We should be doing everything possible. As a master’s student studying Sustainability in Hawaii (one of the rare locations on earth that used to be close to 100 percent sustainable) it is clear that we can change this course if we have the political will. Many of the “goals” we have passed, such as renewable energy by 2045, are great targets to hit but they come with zero political consequences if we do not work hard enough to meet them. They are just promises that we have made and our progress has been less than stellar so far.
We need a complete change in the way we do things in our state. We have an economic model that views the ecosystem and our nature as inputs/outputs that we can infinitely extract from for our own selfish benefit (empty-world concept). We need to move toward an economic model that operates within the ecosystem (full-world concept). The boundaries of our economy must remain within the boundaries of the ecosystem because our planet and its resources are the most fundamental factors to our survival on this planet.
Once this is established we will be better positioned to seriously tackle climate change on our islands.
11. What do you see as the most pressing issue facing your district? What will you do about it?
The unsustainability of our economy (i.e. housing market) that is affecting our quality of life. All other issues are symptoms of this larger problem.
We currently have the ability to have the ideal human experience on our islands. We have perfect conditions to grow tons of nutrient-dense food all year around, a vast amount of cultural and historical practitioners with the knowledge of how to best take care of these unique islands, and enough aloha spirit to make it a reality.
Yet, we choose to live in an economy that funnels wealth to the top while we watch our families suffer and move away. We sell culture, natural resources and hard work to tourism and foreign investment. We keep electing politicians with the same mindset and don’t hold them accountable.

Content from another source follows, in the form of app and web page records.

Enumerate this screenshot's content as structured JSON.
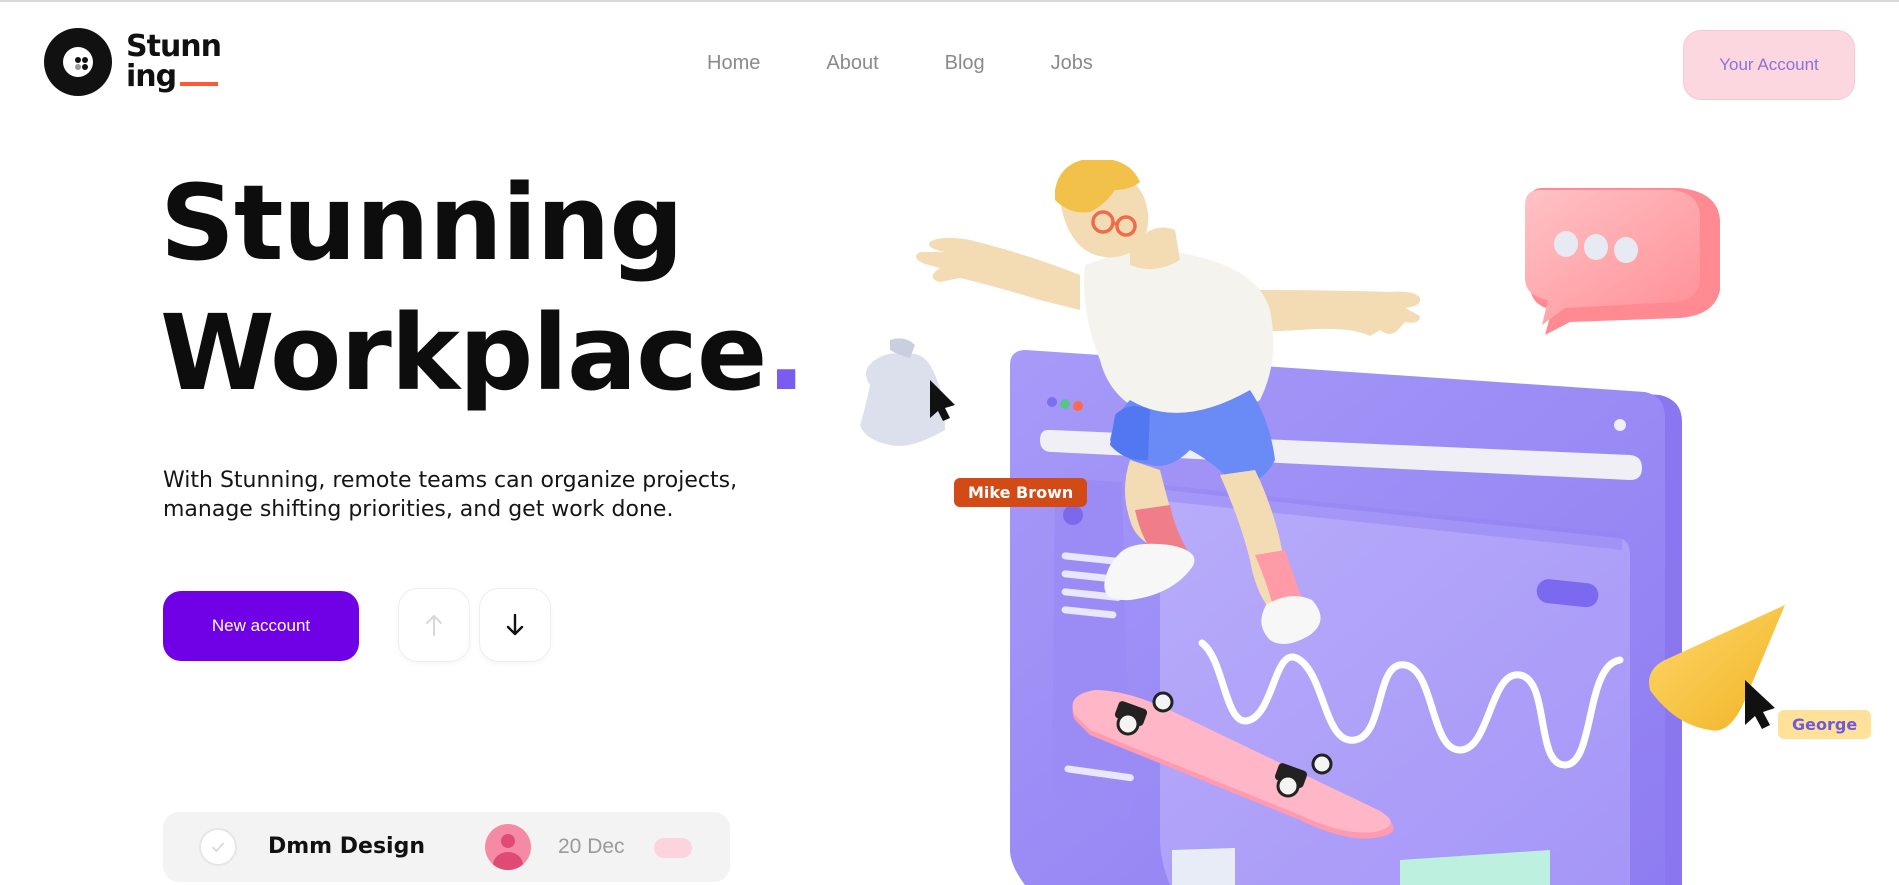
{
  "logo": {
    "line1": "Stunn",
    "line2": "ing"
  },
  "nav": {
    "items": [
      {
        "label": "Home"
      },
      {
        "label": "About"
      },
      {
        "label": "Blog"
      },
      {
        "label": "Jobs"
      }
    ],
    "account_button": "Your Account"
  },
  "hero": {
    "title_line1": "Stunning",
    "title_line2": "Workplace",
    "title_period": ".",
    "description": "With Stunning, remote teams can organize projects, manage shifting priorities, and get work done.",
    "primary_button": "New account"
  },
  "illustration": {
    "tags": {
      "left": "Mike Brown",
      "right": "George"
    }
  },
  "task_card": {
    "title": "Dmm Design",
    "date": "20 Dec"
  },
  "colors": {
    "accent": "#7000e6",
    "accent_light": "#7a5cf0",
    "pink": "#fdd7e0",
    "orange": "#ff5a36"
  },
  "icons": [
    "logo-mark",
    "arrow-up-icon",
    "arrow-down-icon",
    "check-icon",
    "avatar",
    "bell-icon",
    "chat-bubble-icon",
    "cursor-icon"
  ]
}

We could have: the No. 1 ecotourism location in the world; an economy that produces the most local jobs and products; a lifestyle of connection, compassion, and happiness where communities help one another and homelessness is no more. This is possible and I’ve dedicated myself to being a part of this reality, we just need the political will. You get to decide with your vote which direction we are headed in.